[Opening PROVIDED RECORDS section]
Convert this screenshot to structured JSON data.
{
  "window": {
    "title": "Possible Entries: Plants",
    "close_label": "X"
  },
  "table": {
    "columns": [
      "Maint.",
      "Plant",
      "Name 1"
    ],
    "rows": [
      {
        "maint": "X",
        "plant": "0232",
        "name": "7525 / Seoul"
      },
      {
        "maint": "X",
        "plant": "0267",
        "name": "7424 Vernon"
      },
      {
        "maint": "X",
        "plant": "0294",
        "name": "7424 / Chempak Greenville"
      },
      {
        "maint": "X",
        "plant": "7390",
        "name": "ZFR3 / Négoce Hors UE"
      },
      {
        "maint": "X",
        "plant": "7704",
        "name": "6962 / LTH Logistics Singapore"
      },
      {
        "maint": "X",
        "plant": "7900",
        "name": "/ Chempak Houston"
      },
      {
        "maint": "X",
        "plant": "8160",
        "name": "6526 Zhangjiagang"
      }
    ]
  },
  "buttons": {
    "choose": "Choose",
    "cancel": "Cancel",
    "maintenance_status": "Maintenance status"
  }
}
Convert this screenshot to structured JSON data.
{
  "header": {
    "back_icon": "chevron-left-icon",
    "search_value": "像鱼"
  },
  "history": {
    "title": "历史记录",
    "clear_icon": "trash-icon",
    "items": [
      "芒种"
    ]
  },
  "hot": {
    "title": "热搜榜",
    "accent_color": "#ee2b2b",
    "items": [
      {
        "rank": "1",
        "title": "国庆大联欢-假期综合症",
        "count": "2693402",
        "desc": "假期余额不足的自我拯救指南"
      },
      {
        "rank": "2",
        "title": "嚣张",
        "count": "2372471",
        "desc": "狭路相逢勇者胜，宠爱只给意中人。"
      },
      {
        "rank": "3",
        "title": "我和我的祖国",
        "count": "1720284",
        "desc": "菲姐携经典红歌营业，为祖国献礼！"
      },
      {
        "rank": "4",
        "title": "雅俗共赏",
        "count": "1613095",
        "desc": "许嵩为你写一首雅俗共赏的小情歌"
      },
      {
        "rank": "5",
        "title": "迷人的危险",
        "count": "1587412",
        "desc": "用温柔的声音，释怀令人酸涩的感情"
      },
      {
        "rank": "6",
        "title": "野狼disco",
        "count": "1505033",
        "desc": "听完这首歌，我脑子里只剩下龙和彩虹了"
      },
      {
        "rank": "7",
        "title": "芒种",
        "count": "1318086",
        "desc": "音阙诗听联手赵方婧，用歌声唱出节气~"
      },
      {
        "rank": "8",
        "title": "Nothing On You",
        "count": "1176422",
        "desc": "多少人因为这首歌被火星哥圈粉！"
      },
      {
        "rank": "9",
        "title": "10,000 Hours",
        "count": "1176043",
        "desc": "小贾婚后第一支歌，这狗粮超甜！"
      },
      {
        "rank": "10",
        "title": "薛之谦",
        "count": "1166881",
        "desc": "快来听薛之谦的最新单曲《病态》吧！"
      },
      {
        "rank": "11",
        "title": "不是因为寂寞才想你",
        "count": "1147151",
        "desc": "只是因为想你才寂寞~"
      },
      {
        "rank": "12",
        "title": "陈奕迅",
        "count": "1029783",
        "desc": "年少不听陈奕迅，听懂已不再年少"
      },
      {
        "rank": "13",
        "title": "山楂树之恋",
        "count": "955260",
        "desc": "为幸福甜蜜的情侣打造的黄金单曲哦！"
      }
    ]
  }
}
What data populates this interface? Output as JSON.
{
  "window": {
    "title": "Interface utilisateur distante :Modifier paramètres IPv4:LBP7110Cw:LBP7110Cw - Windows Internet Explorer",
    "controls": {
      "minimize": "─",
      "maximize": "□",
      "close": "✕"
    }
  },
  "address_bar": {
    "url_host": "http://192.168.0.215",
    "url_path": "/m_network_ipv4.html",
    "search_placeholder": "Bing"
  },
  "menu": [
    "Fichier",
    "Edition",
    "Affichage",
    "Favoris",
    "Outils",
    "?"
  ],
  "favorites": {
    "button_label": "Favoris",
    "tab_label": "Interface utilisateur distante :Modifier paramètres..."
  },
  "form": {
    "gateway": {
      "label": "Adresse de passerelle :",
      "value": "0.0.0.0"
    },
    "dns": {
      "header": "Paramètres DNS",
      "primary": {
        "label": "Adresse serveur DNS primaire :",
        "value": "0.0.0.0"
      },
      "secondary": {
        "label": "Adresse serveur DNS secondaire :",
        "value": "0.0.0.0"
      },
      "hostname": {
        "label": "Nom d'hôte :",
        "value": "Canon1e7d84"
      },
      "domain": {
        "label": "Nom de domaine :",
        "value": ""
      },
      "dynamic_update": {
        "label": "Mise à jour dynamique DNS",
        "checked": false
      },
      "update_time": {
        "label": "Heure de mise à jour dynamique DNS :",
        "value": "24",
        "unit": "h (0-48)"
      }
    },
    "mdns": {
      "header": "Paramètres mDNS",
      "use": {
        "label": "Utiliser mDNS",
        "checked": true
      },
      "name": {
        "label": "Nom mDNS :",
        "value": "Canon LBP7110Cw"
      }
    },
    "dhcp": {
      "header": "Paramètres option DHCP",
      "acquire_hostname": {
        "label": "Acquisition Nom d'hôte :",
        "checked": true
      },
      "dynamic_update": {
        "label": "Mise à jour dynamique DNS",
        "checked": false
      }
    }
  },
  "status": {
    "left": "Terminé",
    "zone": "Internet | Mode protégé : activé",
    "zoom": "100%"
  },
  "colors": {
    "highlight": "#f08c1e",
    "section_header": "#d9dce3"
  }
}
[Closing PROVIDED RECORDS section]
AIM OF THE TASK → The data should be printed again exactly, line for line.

TASK OUTPUT →
Convert this screenshot to structured JSON data.
{
  "window": {
    "title": "Possible Entries: Plants",
    "close_label": "X"
  },
  "table": {
    "columns": [
      "Maint.",
      "Plant",
      "Name 1"
    ],
    "rows": [
      {
        "maint": "X",
        "plant": "0232",
        "name": "7525 / Seoul"
      },
      {
        "maint": "X",
        "plant": "0267",
        "name": "7424 Vernon"
      },
      {
        "maint": "X",
        "plant": "0294",
        "name": "7424 / Chempak Greenville"
      },
      {
        "maint": "X",
        "plant": "7390",
        "name": "ZFR3 / Négoce Hors UE"
      },
      {
        "maint": "X",
        "plant": "7704",
        "name": "6962 / LTH Logistics Singapore"
      },
      {
        "maint": "X",
        "plant": "7900",
        "name": "/ Chempak Houston"
      },
      {
        "maint": "X",
        "plant": "8160",
        "name": "6526 Zhangjiagang"
      }
    ]
  },
  "buttons": {
    "choose": "Choose",
    "cancel": "Cancel",
    "maintenance_status": "Maintenance status"
  }
}
Convert this screenshot to structured JSON data.
{
  "header": {
    "back_icon": "chevron-left-icon",
    "search_value": "像鱼"
  },
  "history": {
    "title": "历史记录",
    "clear_icon": "trash-icon",
    "items": [
      "芒种"
    ]
  },
  "hot": {
    "title": "热搜榜",
    "accent_color": "#ee2b2b",
    "items": [
      {
        "rank": "1",
        "title": "国庆大联欢-假期综合症",
        "count": "2693402",
        "desc": "假期余额不足的自我拯救指南"
      },
      {
        "rank": "2",
        "title": "嚣张",
        "count": "2372471",
        "desc": "狭路相逢勇者胜，宠爱只给意中人。"
      },
      {
        "rank": "3",
        "title": "我和我的祖国",
        "count": "1720284",
        "desc": "菲姐携经典红歌营业，为祖国献礼！"
      },
      {
        "rank": "4",
        "title": "雅俗共赏",
        "count": "1613095",
        "desc": "许嵩为你写一首雅俗共赏的小情歌"
      },
      {
        "rank": "5",
        "title": "迷人的危险",
        "count": "1587412",
        "desc": "用温柔的声音，释怀令人酸涩的感情"
      },
      {
        "rank": "6",
        "title": "野狼disco",
        "count": "1505033",
        "desc": "听完这首歌，我脑子里只剩下龙和彩虹了"
      },
      {
        "rank": "7",
        "title": "芒种",
        "count": "1318086",
        "desc": "音阙诗听联手赵方婧，用歌声唱出节气~"
      },
      {
        "rank": "8",
        "title": "Nothing On You",
        "count": "1176422",
        "desc": "多少人因为这首歌被火星哥圈粉！"
      },
      {
        "rank": "9",
        "title": "10,000 Hours",
        "count": "1176043",
        "desc": "小贾婚后第一支歌，这狗粮超甜！"
      },
      {
        "rank": "10",
        "title": "薛之谦",
        "count": "1166881",
        "desc": "快来听薛之谦的最新单曲《病态》吧！"
      },
      {
        "rank": "11",
        "title": "不是因为寂寞才想你",
        "count": "1147151",
        "desc": "只是因为想你才寂寞~"
      },
      {
        "rank": "12",
        "title": "陈奕迅",
        "count": "1029783",
        "desc": "年少不听陈奕迅，听懂已不再年少"
      },
      {
        "rank": "13",
        "title": "山楂树之恋",
        "count": "955260",
        "desc": "为幸福甜蜜的情侣打造的黄金单曲哦！"
      }
    ]
  }
}
What data populates this interface? Output as JSON.
{
  "window": {
    "title": "Interface utilisateur distante :Modifier paramètres IPv4:LBP7110Cw:LBP7110Cw - Windows Internet Explorer",
    "controls": {
      "minimize": "─",
      "maximize": "□",
      "close": "✕"
    }
  },
  "address_bar": {
    "url_host": "http://192.168.0.215",
    "url_path": "/m_network_ipv4.html",
    "search_placeholder": "Bing"
  },
  "menu": [
    "Fichier",
    "Edition",
    "Affichage",
    "Favoris",
    "Outils",
    "?"
  ],
  "favorites": {
    "button_label": "Favoris",
    "tab_label": "Interface utilisateur distante :Modifier paramètres..."
  },
  "form": {
    "gateway": {
      "label": "Adresse de passerelle :",
      "value": "0.0.0.0"
    },
    "dns": {
      "header": "Paramètres DNS",
      "primary": {
        "label": "Adresse serveur DNS primaire :",
        "value": "0.0.0.0"
      },
      "secondary": {
        "label": "Adresse serveur DNS secondaire :",
        "value": "0.0.0.0"
      },
      "hostname": {
        "label": "Nom d'hôte :",
        "value": "Canon1e7d84"
      },
      "domain": {
        "label": "Nom de domaine :",
        "value": ""
      },
      "dynamic_update": {
        "label": "Mise à jour dynamique DNS",
        "checked": false
      },
      "update_time": {
        "label": "Heure de mise à jour dynamique DNS :",
        "value": "24",
        "unit": "h (0-48)"
      }
    },
    "mdns": {
      "header": "Paramètres mDNS",
      "use": {
        "label": "Utiliser mDNS",
        "checked": true
      },
      "name": {
        "label": "Nom mDNS :",
        "value": "Canon LBP7110Cw"
      }
    },
    "dhcp": {
      "header": "Paramètres option DHCP",
      "acquire_hostname": {
        "label": "Acquisition Nom d'hôte :",
        "checked": true
      },
      "dynamic_update": {
        "label": "Mise à jour dynamique DNS",
        "checked": false
      }
    }
  },
  "status": {
    "left": "Terminé",
    "zone": "Internet | Mode protégé : activé",
    "zoom": "100%"
  },
  "colors": {
    "highlight": "#f08c1e",
    "section_header": "#d9dce3"
  }
}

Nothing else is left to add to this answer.